Building on this cooperation, the Commission will offer to the Member States a ‘joint mechanism for electoral resilience’ as of 2022. It will be organised and coordinated through the EU Network on Elections in close cooperation with the Network and Information Systems (NIS) Cooperation Group and the EU’s Rapid Alert System. The mechanism’s primary operational focus will be to support deployment of joint expert teams and expert exchanges with the aim of building resilient electoral processes, in particular in the area of online forensics, disinformation and cybersecurity of elections. Further types of actions could be gradually envisaged such as common training sessions and the common development of IT systems.
The exchanges can take place across the EU and will involve experts from one Member State providing support on a location in another Member State. The participation of experts from the private sector, international organisations, civil society, academia or third countries could also be considered, as necessary.

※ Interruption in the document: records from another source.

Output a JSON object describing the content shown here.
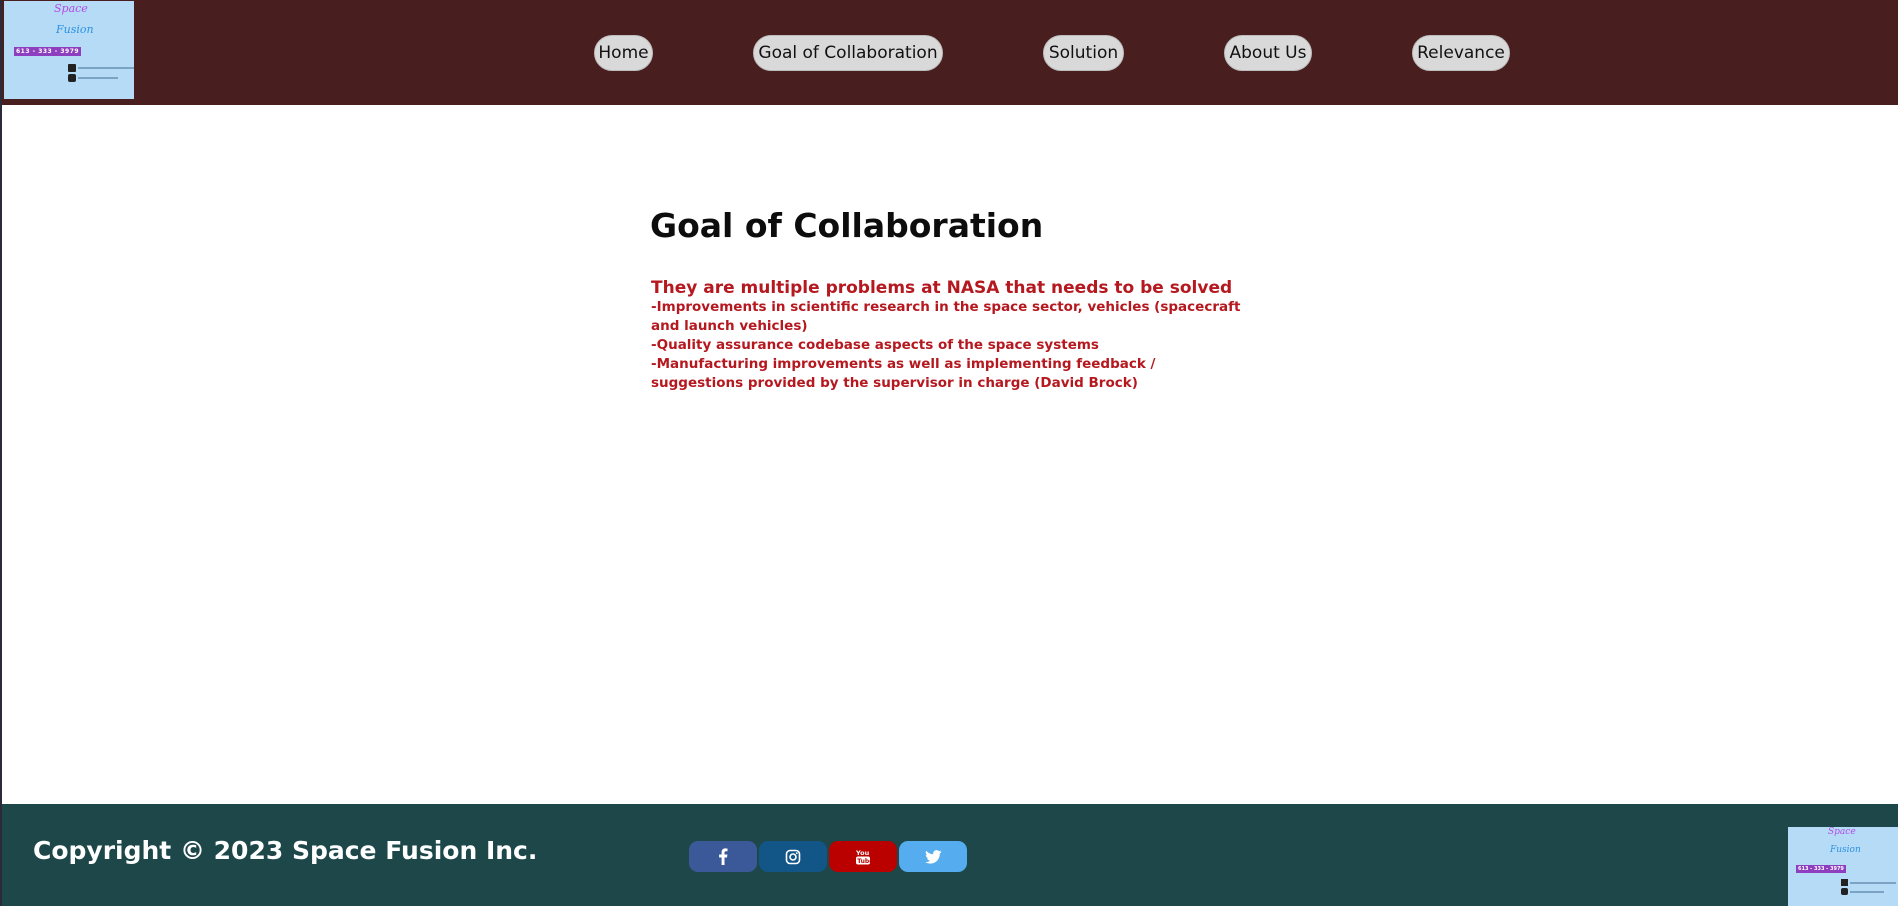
{
  "header": {
    "logo": {
      "line1": "Space",
      "line2": "Fusion",
      "phone": "613 - 333 - 3979"
    },
    "nav": [
      {
        "label": "Home"
      },
      {
        "label": "Goal of Collaboration"
      },
      {
        "label": "Solution"
      },
      {
        "label": "About Us"
      },
      {
        "label": "Relevance"
      }
    ]
  },
  "main": {
    "title": "Goal of Collaboration",
    "lead": "They are multiple problems at NASA that needs to be solved",
    "lines": [
      "-Improvements in scientific research in the space sector, vehicles (spacecraft and launch vehicles)",
      "-Quality assurance codebase aspects of the space systems",
      "-Manufacturing improvements as well as implementing feedback / suggestions provided by the supervisor in charge (David Brock)"
    ]
  },
  "footer": {
    "copyright": "Copyright © 2023 Space Fusion Inc.",
    "social": [
      {
        "icon": "facebook-icon",
        "color": "#3b5998"
      },
      {
        "icon": "instagram-icon",
        "color": "#125688"
      },
      {
        "icon": "youtube-icon",
        "color": "#bb0000"
      },
      {
        "icon": "twitter-icon",
        "color": "#55acee"
      }
    ],
    "logo": {
      "line1": "Space",
      "line2": "Fusion",
      "phone": "613 - 333 - 3979"
    }
  },
  "colors": {
    "header_bg": "#481e1f",
    "footer_bg": "#1e474a",
    "accent_text": "#b5181e",
    "nav_button_bg": "#d9d9d9",
    "logo_bg": "#b5dbf7"
  }
}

While the formation, tasks and deployment of expert exchanges would be triggered at the request of the Member States, the Commission will proactively support the Member States through structured planning activities within the EU Network on Elections. The aim will be to identify upcoming elections and planned procedural changes, consider potential requirements and opportunities for cooperation and pooling of resources, and identify potential resources for the inclusion within the mechanism framework.
A work stream focusing on the cyber security of election technology under the auspices of the Cooperation Group established by the NIS Directive will continue its work in close consideration with the EU Network on Elections in order to share experiences and provide guidance, as well as an overview of tools, techniques and protocols to detect, prevent, and mitigate cybersecurity threats to election processes.
The second half of 2023, the Commission will also organize an elections high-level event bringing together various authorities related to elections to address the challenges addressed in the present package.
The Commission will also assess whether a legislative proposal for the protection of electoral infrastructure as critical infrastructure could be considered.
The delivery of the measures proposed in this package will provide the European Union with a stronger legislative framework to take up the challenges facing our democracies and elections, in full respect of our common principles and values. It will enable voters to exercise their democratic rights better, including to pluralistic and transparent information source, European parties to engage in more effective and accountable interaction with the public, and Member States and the European Union as a whole to uphold a democratic electoral process, free from interference and manipulation.
The more integrated internal market for political advertising services must be reconciled with the full enjoyment of citizens’ democratic rights. Indeed, the establishment of a well-functioning internal market goes hand in hand with the pursuit of the values which are common to the Union and its Member States. Developing the EU’s internal market for political advertising services and defending the Union’s values constitute two sides of the same coin. The success of this not only depends on legislation, but also on its implementation, which will enable citizens to truly benefit to the fullest extent from the aim and spirit of the proposed measures. This goes for all the elements of this package.
The Commission looks forward to the further engagement of the European Parliament and the Council as well as the wide circle of national actors, public and private, beyond government authorities, in order to ensure that the set of measures presented in this Communication is adopted and implemented in time for the elections to the European Parliament in 2024.